Data records for software interfaces
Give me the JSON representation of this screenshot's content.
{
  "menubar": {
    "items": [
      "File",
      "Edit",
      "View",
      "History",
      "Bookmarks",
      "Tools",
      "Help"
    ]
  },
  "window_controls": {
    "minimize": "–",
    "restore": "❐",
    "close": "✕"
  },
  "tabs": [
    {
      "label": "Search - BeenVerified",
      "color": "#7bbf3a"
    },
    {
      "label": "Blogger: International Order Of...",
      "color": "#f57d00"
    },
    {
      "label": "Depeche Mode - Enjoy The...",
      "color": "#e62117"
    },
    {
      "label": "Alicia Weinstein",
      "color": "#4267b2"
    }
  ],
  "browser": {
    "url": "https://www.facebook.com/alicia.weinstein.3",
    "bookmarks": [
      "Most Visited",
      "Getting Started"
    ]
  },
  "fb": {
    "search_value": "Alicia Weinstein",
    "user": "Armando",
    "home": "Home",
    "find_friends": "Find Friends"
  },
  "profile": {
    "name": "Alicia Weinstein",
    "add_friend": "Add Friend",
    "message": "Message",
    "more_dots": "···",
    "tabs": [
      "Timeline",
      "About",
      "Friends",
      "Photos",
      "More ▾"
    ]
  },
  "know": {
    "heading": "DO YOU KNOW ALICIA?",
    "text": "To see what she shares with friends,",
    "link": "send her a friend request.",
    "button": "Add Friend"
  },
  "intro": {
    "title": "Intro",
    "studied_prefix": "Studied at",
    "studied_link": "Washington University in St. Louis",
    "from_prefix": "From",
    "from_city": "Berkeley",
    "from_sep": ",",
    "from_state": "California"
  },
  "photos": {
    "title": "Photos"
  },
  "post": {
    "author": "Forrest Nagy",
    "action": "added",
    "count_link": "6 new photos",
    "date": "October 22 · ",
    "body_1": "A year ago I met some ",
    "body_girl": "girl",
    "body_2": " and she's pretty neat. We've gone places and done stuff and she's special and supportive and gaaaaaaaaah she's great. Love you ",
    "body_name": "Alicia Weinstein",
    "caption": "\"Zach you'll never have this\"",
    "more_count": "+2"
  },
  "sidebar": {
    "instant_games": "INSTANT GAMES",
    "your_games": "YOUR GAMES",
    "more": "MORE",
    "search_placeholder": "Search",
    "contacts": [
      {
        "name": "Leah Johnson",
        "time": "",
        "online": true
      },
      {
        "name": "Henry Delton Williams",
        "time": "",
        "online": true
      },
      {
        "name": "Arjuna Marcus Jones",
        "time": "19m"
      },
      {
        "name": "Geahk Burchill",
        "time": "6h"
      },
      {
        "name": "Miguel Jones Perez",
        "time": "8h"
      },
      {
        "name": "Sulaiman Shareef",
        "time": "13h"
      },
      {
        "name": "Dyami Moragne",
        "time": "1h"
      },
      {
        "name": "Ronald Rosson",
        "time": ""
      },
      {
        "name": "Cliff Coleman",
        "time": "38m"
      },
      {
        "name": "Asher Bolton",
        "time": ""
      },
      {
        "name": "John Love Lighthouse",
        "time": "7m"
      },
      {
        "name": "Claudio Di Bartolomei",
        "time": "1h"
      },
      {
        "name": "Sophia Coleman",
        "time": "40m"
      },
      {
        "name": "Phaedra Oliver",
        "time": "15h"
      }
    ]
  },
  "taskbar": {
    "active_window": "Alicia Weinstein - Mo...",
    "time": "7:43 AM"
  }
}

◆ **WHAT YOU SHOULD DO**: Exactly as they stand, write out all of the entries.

◆ **RESPONSE TO THIS TASK**:
Give me the JSON representation of this screenshot's content.
{
  "menubar": {
    "items": [
      "File",
      "Edit",
      "View",
      "History",
      "Bookmarks",
      "Tools",
      "Help"
    ]
  },
  "window_controls": {
    "minimize": "–",
    "restore": "❐",
    "close": "✕"
  },
  "tabs": [
    {
      "label": "Search - BeenVerified",
      "color": "#7bbf3a"
    },
    {
      "label": "Blogger: International Order Of...",
      "color": "#f57d00"
    },
    {
      "label": "Depeche Mode - Enjoy The...",
      "color": "#e62117"
    },
    {
      "label": "Alicia Weinstein",
      "color": "#4267b2"
    }
  ],
  "browser": {
    "url": "https://www.facebook.com/alicia.weinstein.3",
    "bookmarks": [
      "Most Visited",
      "Getting Started"
    ]
  },
  "fb": {
    "search_value": "Alicia Weinstein",
    "user": "Armando",
    "home": "Home",
    "find_friends": "Find Friends"
  },
  "profile": {
    "name": "Alicia Weinstein",
    "add_friend": "Add Friend",
    "message": "Message",
    "more_dots": "···",
    "tabs": [
      "Timeline",
      "About",
      "Friends",
      "Photos",
      "More ▾"
    ]
  },
  "know": {
    "heading": "DO YOU KNOW ALICIA?",
    "text": "To see what she shares with friends,",
    "link": "send her a friend request.",
    "button": "Add Friend"
  },
  "intro": {
    "title": "Intro",
    "studied_prefix": "Studied at",
    "studied_link": "Washington University in St. Louis",
    "from_prefix": "From",
    "from_city": "Berkeley",
    "from_sep": ",",
    "from_state": "California"
  },
  "photos": {
    "title": "Photos"
  },
  "post": {
    "author": "Forrest Nagy",
    "action": "added",
    "count_link": "6 new photos",
    "date": "October 22 · ",
    "body_1": "A year ago I met some ",
    "body_girl": "girl",
    "body_2": " and she's pretty neat. We've gone places and done stuff and she's special and supportive and gaaaaaaaaah she's great. Love you ",
    "body_name": "Alicia Weinstein",
    "caption": "\"Zach you'll never have this\"",
    "more_count": "+2"
  },
  "sidebar": {
    "instant_games": "INSTANT GAMES",
    "your_games": "YOUR GAMES",
    "more": "MORE",
    "search_placeholder": "Search",
    "contacts": [
      {
        "name": "Leah Johnson",
        "time": "",
        "online": true
      },
      {
        "name": "Henry Delton Williams",
        "time": "",
        "online": true
      },
      {
        "name": "Arjuna Marcus Jones",
        "time": "19m"
      },
      {
        "name": "Geahk Burchill",
        "time": "6h"
      },
      {
        "name": "Miguel Jones Perez",
        "time": "8h"
      },
      {
        "name": "Sulaiman Shareef",
        "time": "13h"
      },
      {
        "name": "Dyami Moragne",
        "time": "1h"
      },
      {
        "name": "Ronald Rosson",
        "time": ""
      },
      {
        "name": "Cliff Coleman",
        "time": "38m"
      },
      {
        "name": "Asher Bolton",
        "time": ""
      },
      {
        "name": "John Love Lighthouse",
        "time": "7m"
      },
      {
        "name": "Claudio Di Bartolomei",
        "time": "1h"
      },
      {
        "name": "Sophia Coleman",
        "time": "40m"
      },
      {
        "name": "Phaedra Oliver",
        "time": "15h"
      }
    ]
  },
  "taskbar": {
    "active_window": "Alicia Weinstein - Mo...",
    "time": "7:43 AM"
  }
}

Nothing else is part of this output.